Robert L Tsai

The U.S. Constitution opens by proclaiming the sovereignty of all citizens: "We the People." Robert Tsai's gripping history of alternative constitutions invites readers into the circle of those who have rejected this ringing assertion--the defiant groups that refused to accept the Constitution's definition of who "the people" are and how their authority should be exercised. America's Forgotten Constitutions is the story of America as told by dissenters: squatters, Native Americans, abolitionists, socialists, internationalists, and racial nationalists. Beginning in the nineteenth century, Tsai chronicles eight episodes in which discontented citizens took the extraordinary step of drafting a ...


Rights Of Inequality: Rawlsian Justice, Equal Opportunity, And The Status Of The Family, Justin Schwartz Jan 2001

Rights Of Inequality: Rawlsian Justice, Equal Opportunity, And The Status Of The Family, Justin Schwartz

Justin Schwartz

Is the family subject to principles of justice? In A Theory of Justice, John Rawls includes the (monogamous) family along with the market and the government as among the "basic institutions of society" to which principles of justice apply. Justice, he famously insists, is primary in politics as truth is in science: the only excuse for tolerating injustice is that no lesser injustice is possible. The point of the present paper is that Rawls doesn't actually mean this. When it comes to the family, and in particular its impact on fair equal opportunity (the first part of the the ...


Relativism, Reflective Equilibrium, And Justice, Justin Schwartz Jan 1997

Relativism, Reflective Equilibrium, And Justice, Justin Schwartz

Justin Schwartz

THIS PAPER IS THE CO-WINNER OF THE FRED BERGER PRIZE IN PHILOSOPHY OF LAW FOR THE 1999 AMERICAN PHILOSOPHICAL ASSOCIATION FOR THE BEST PUBLISHED PAPER IN THE PREVIOUS TWO YEARS.

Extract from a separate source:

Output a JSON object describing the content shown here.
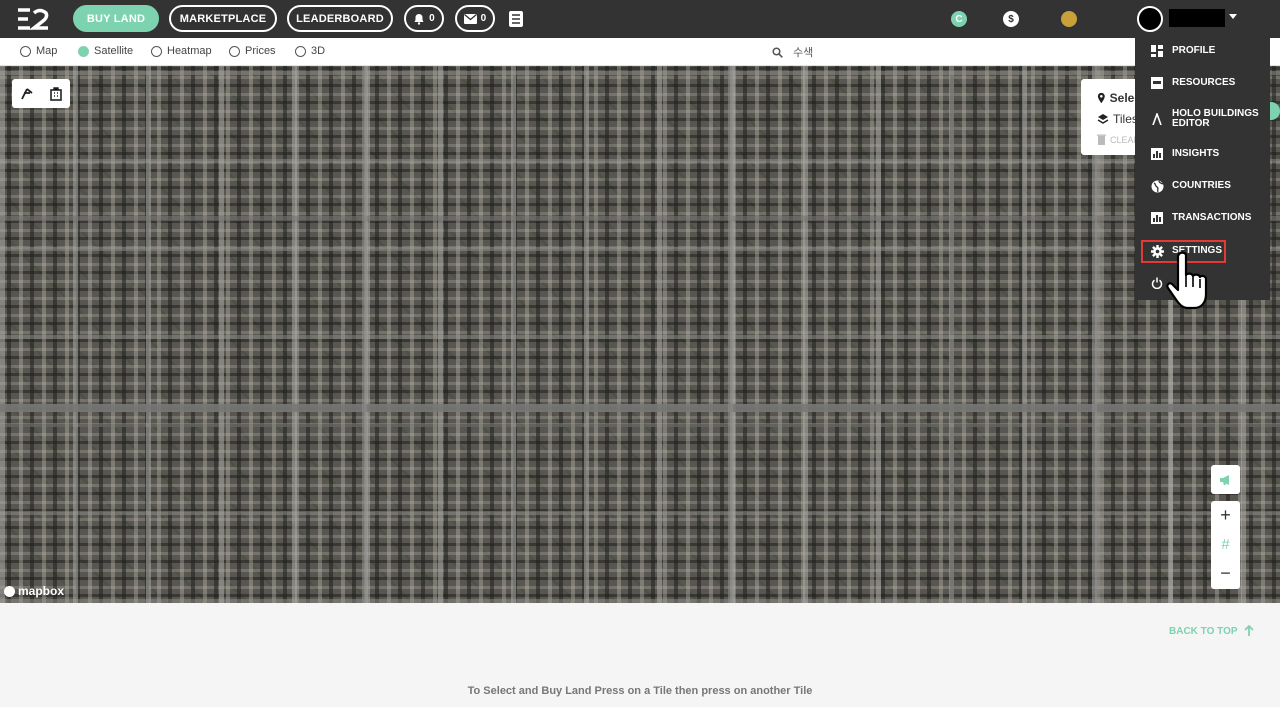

The conflict between liberal legal theory and critical legal studies (CLS) is often framed as a matter of whether there is a theory of justice that the law should embody which all rational people could or must accept. In a divided society, the CLS critique of this view is overwhelming: there is no such justice that can command universal assent. But the liberal critique of CLS, that it degenerates into ...